Elizabeth Denham said that public sector bodies cannot avoid the potential disclosure of information under the FOI regime by using new communications apps.
However, she said her office had recently backed one government department's refusal of a FOI request for information held on 'Slack', a cloud-based communication tool, because preparing the information for release would have involved "manually reviewing around 65,000 messages". The Cabinet Office relied on an exemption under FOI laws to refuse the request as a result.
"Although we supported the Cabinet Office’s reason not to disclose the communications in Slack cloud in this case, the citizen’s complaint raised novel issues about compliance with the requirements of the Freedom of Information Act." Denham said in a speech on Thursday at the Archives and Records Association annual conference. "Technological changes, such as the advent of cloud based communication tools like Slack, impact the way public servants communicate with each other."
"Our current view is that information held by public bodies, whether in a Whatsapp account, cloud-based tool or text message, is subject to the Freedom of Information Act if that information relates to the official business of the public body. That includes messages by government officials, advisors or ministers," she said. "In the context of information rights, it’s the message, not the medium that matters."
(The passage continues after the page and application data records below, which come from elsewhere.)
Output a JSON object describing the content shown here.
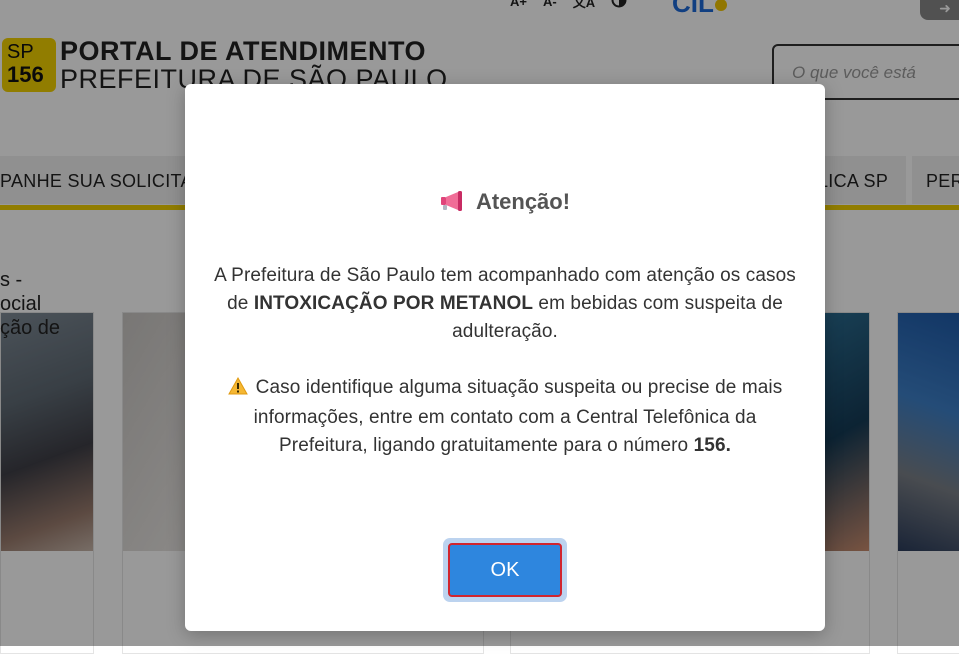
{
  "header": {
    "accessibility": {
      "font_increase": "A+",
      "font_decrease": "A-",
      "translate": "文A"
    },
    "cil_logo": "CIL",
    "logo_badge_line1": "SP",
    "logo_badge_line2": "156",
    "portal_title": "PORTAL DE ATENDIMENTO",
    "portal_subtitle": "PREFEITURA DE SÃO PAULO",
    "search_placeholder": "O que você está"
  },
  "nav": {
    "items": [
      {
        "label": "PANHE SUA SOLICITAÇÃO"
      },
      {
        "label": "LICA SP"
      },
      {
        "label": "PER"
      }
    ]
  },
  "cards": [
    {
      "text_lines": [
        "s -",
        "ocial",
        "ção de"
      ]
    }
  ],
  "modal": {
    "title": "Atenção!",
    "paragraph1_part1": "A Prefeitura de São Paulo tem acompanhado com atenção os casos de ",
    "paragraph1_bold": "INTOXICAÇÃO POR METANOL",
    "paragraph1_part2": " em bebidas com suspeita de adulteração.",
    "paragraph2_part1": "Caso identifique alguma situação suspeita ou precise de mais informações, entre em contato com a Central Telefônica da Prefeitura, ligando gratuitamente para o número ",
    "paragraph2_bold": "156.",
    "ok_label": "OK"
  },
  "colors": {
    "brand_yellow": "#f2d000",
    "ok_button": "#2e86de",
    "ok_border": "#d1252e"
  }
}
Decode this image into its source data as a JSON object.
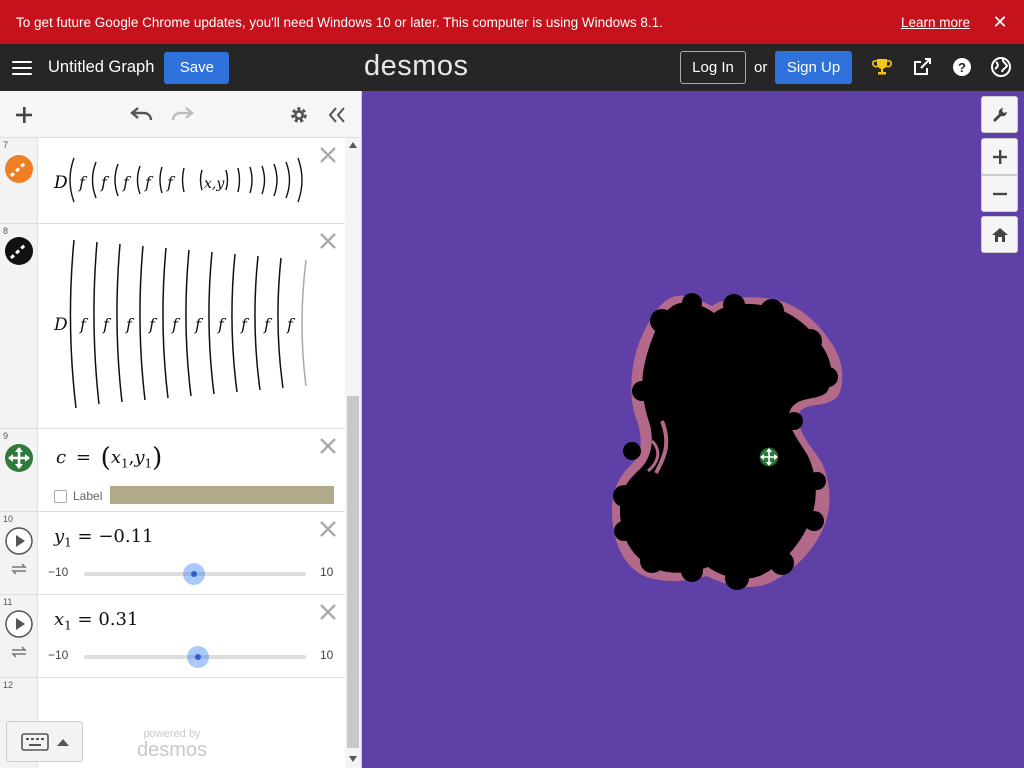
{
  "banner": {
    "message": "To get future Google Chrome updates, you'll need Windows 10 or later. This computer is using Windows 8.1.",
    "learn_more": "Learn more",
    "close": "✕"
  },
  "header": {
    "title": "Untitled Graph",
    "save": "Save",
    "brand": "desmos",
    "login": "Log In",
    "or": "or",
    "signup": "Sign Up"
  },
  "expressions": {
    "e7": {
      "num": "7",
      "color": "#f07f24",
      "latex": "D(f(f(f(f(f((x,y)))))))"
    },
    "e8": {
      "num": "8",
      "color": "#000000",
      "latex": "D(f(f(f(f(f(f(f(f(f(f(…))))))))))"
    },
    "e9": {
      "num": "9",
      "color": "#2d7a3a",
      "latex_c": "c",
      "latex_eq": "=",
      "x": "x",
      "xsub": "1",
      "y": "y",
      "ysub": "1",
      "label": "Label"
    },
    "e10": {
      "num": "10",
      "var": "y",
      "sub": "1",
      "eq": "= −0.11",
      "min": "−10",
      "max": "10",
      "value": -0.11
    },
    "e11": {
      "num": "11",
      "var": "x",
      "sub": "1",
      "eq": "= 0.31",
      "min": "−10",
      "max": "10",
      "value": 0.31
    },
    "e12": {
      "num": "12"
    }
  },
  "footer": {
    "powered_by": "powered by",
    "brand": "desmos"
  },
  "colors": {
    "banner": "#c5121c",
    "header": "#262626",
    "accent": "#2f72dc",
    "graph_bg": "#5f40a6",
    "fractal": "#000000",
    "fractal_edge": "#b36a8a"
  },
  "icons": [
    "hamburger-icon",
    "trophy-icon",
    "share-icon",
    "help-icon",
    "globe-icon",
    "plus-icon",
    "undo-icon",
    "redo-icon",
    "gear-icon",
    "collapse-icon",
    "wrench-icon",
    "zoom-in-icon",
    "zoom-out-icon",
    "home-icon",
    "keyboard-icon",
    "play-icon",
    "loop-icon",
    "close-icon"
  ]
}
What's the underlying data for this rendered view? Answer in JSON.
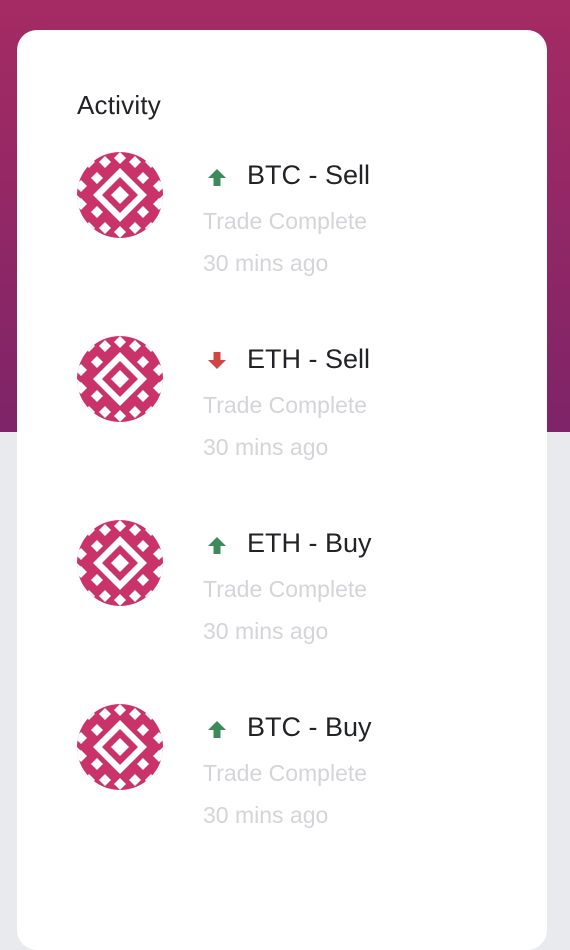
{
  "activity": {
    "title": "Activity",
    "items": [
      {
        "label": "BTC - Sell",
        "status": "Trade Complete",
        "time": "30 mins ago",
        "direction": "up"
      },
      {
        "label": "ETH - Sell",
        "status": "Trade Complete",
        "time": "30 mins ago",
        "direction": "down"
      },
      {
        "label": "ETH - Buy",
        "status": "Trade Complete",
        "time": "30 mins ago",
        "direction": "up"
      },
      {
        "label": "BTC - Buy",
        "status": "Trade Complete",
        "time": "30 mins ago",
        "direction": "up"
      }
    ]
  },
  "colors": {
    "header_top": "#a52b63",
    "header_bottom": "#7e2468",
    "avatar": "#c9336a",
    "arrow_up": "#3e8a5a",
    "arrow_down": "#d24545",
    "muted_text": "#d4d5d8",
    "primary_text": "#222326"
  },
  "icons": {
    "avatar": "geometric-pattern-avatar",
    "up": "arrow-up-icon",
    "down": "arrow-down-icon"
  }
}
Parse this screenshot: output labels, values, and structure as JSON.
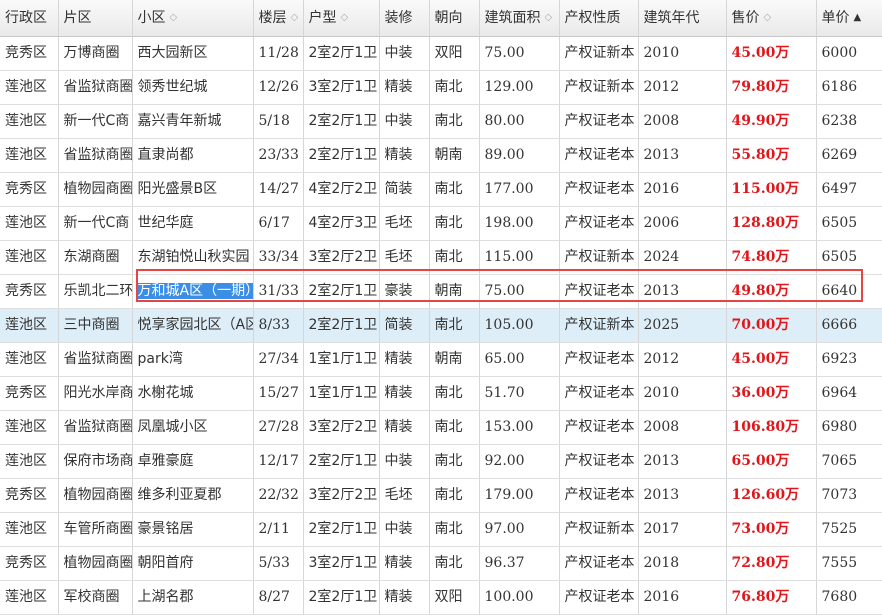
{
  "headers": [
    {
      "label": "行政区",
      "sort": ""
    },
    {
      "label": "片区",
      "sort": ""
    },
    {
      "label": "小区",
      "sort": "◇"
    },
    {
      "label": "楼层",
      "sort": "◇"
    },
    {
      "label": "户型",
      "sort": "◇"
    },
    {
      "label": "装修",
      "sort": ""
    },
    {
      "label": "朝向",
      "sort": ""
    },
    {
      "label": "建筑面积",
      "sort": "◇"
    },
    {
      "label": "产权性质",
      "sort": ""
    },
    {
      "label": "建筑年代",
      "sort": ""
    },
    {
      "label": "售价",
      "sort": "◇"
    },
    {
      "label": "单价",
      "sort": "▲"
    }
  ],
  "rows": [
    [
      "竞秀区",
      "万博商圈",
      "西大园新区",
      "11/28",
      "2室2厅1卫",
      "中装",
      "双阳",
      "75.00",
      "产权证新本",
      "2010",
      "45.00万",
      "6000"
    ],
    [
      "莲池区",
      "省监狱商圈",
      "领秀世纪城",
      "12/26",
      "3室2厅1卫",
      "精装",
      "南北",
      "129.00",
      "产权证新本",
      "2012",
      "79.80万",
      "6186"
    ],
    [
      "莲池区",
      "新一代C商",
      "嘉兴青年新城",
      "5/18",
      "2室2厅1卫",
      "中装",
      "南北",
      "80.00",
      "产权证老本",
      "2008",
      "49.90万",
      "6238"
    ],
    [
      "莲池区",
      "省监狱商圈",
      "直隶尚都",
      "23/33",
      "2室2厅1卫",
      "精装",
      "朝南",
      "89.00",
      "产权证老本",
      "2013",
      "55.80万",
      "6269"
    ],
    [
      "竞秀区",
      "植物园商圈",
      "阳光盛景B区",
      "14/27",
      "4室2厅2卫",
      "简装",
      "南北",
      "177.00",
      "产权证老本",
      "2016",
      "115.00万",
      "6497"
    ],
    [
      "莲池区",
      "新一代C商",
      "世纪华庭",
      "6/17",
      "4室2厅3卫",
      "毛坯",
      "南北",
      "198.00",
      "产权证老本",
      "2006",
      "128.80万",
      "6505"
    ],
    [
      "莲池区",
      "东湖商圈",
      "东湖铂悦山秋实园",
      "33/34",
      "3室2厅2卫",
      "毛坯",
      "南北",
      "115.00",
      "产权证新本",
      "2024",
      "74.80万",
      "6505"
    ],
    [
      "竞秀区",
      "乐凯北二环",
      "万和城A区（一期）",
      "31/33",
      "2室2厅1卫",
      "豪装",
      "朝南",
      "75.00",
      "产权证老本",
      "2013",
      "49.80万",
      "6640"
    ],
    [
      "莲池区",
      "三中商圈",
      "悦享家园北区（A区",
      "8/33",
      "2室2厅1卫",
      "简装",
      "南北",
      "105.00",
      "产权证新本",
      "2025",
      "70.00万",
      "6666"
    ],
    [
      "莲池区",
      "省监狱商圈",
      "park湾",
      "27/34",
      "1室1厅1卫",
      "精装",
      "朝南",
      "65.00",
      "产权证老本",
      "2012",
      "45.00万",
      "6923"
    ],
    [
      "竞秀区",
      "阳光水岸商",
      "水榭花城",
      "15/27",
      "1室1厅1卫",
      "精装",
      "南北",
      "51.70",
      "产权证老本",
      "2010",
      "36.00万",
      "6964"
    ],
    [
      "莲池区",
      "省监狱商圈",
      "凤凰城小区",
      "27/28",
      "3室2厅2卫",
      "精装",
      "南北",
      "153.00",
      "产权证老本",
      "2008",
      "106.80万",
      "6980"
    ],
    [
      "莲池区",
      "保府市场商",
      "卓雅豪庭",
      "12/17",
      "2室2厅1卫",
      "中装",
      "南北",
      "92.00",
      "产权证老本",
      "2013",
      "65.00万",
      "7065"
    ],
    [
      "竞秀区",
      "植物园商圈",
      "维多利亚夏郡",
      "22/32",
      "3室2厅2卫",
      "毛坯",
      "南北",
      "179.00",
      "产权证老本",
      "2013",
      "126.60万",
      "7073"
    ],
    [
      "莲池区",
      "车管所商圈",
      "豪景铭居",
      "2/11",
      "2室2厅1卫",
      "中装",
      "南北",
      "97.00",
      "产权证新本",
      "2017",
      "73.00万",
      "7525"
    ],
    [
      "竞秀区",
      "植物园商圈",
      "朝阳首府",
      "5/33",
      "3室2厅1卫",
      "精装",
      "南北",
      "96.37",
      "产权证老本",
      "2018",
      "72.80万",
      "7555"
    ],
    [
      "莲池区",
      "军校商圈",
      "上湖名郡",
      "8/27",
      "2室2厅1卫",
      "精装",
      "双阳",
      "100.00",
      "产权证老本",
      "2016",
      "76.80万",
      "7680"
    ]
  ],
  "selected_row_index": 7,
  "hover_row_index": 8,
  "colors": {
    "price": "#e0161a",
    "hover_row": "#ddeef8",
    "frame": "#e64545",
    "selection": "#3a8ee6"
  }
}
"We cannot maintain integrity of the public record while exempting tools such as Slack from effective procedures. Public authorities as well as private citizens require access to official information, wherever and however it may be stored… Important records captured and communicated through private accounts are easily forgotten or deleted. Use of private email accounts and instant messaging to conduct government business can frustrate good governance and undermine the public’s right to know," Denham said.
Last year, Denham said that organisations subject to FOI rules should also be placed under a new "duty to document". The new duty, she said at the time, would help address the fact that there are greater amounts of information in the digital age, and ensure the recording of that information is done "well".
In her latest speech, the information commissioner again discussed the potential for a new 'duty to document' to be created. She said that such a duty had been successfully introduced in the Canadian province of British Columbia and confirmed that she is looking at whether new legislation to establish a new duty to document in the UK is needed.
"The duty to create records in appropriate circumstances, often called the 'duty to document' has been on information managers’ and regulators’ minds for a decade or more," Denham said. "I am talking about a positive duty in law to create records of significant decisions, actions and events. That means records explaining and providing context to why a specific course of action was taken. Minutes of important meetings, decisions, that led to policy change and new initiatives."
Denham also said she would address the fact that housing associations are not currently subject to FOI laws in the UK in a forthcoming report to parliament. She said that fact "introduces a significant gap in the public’s right to know".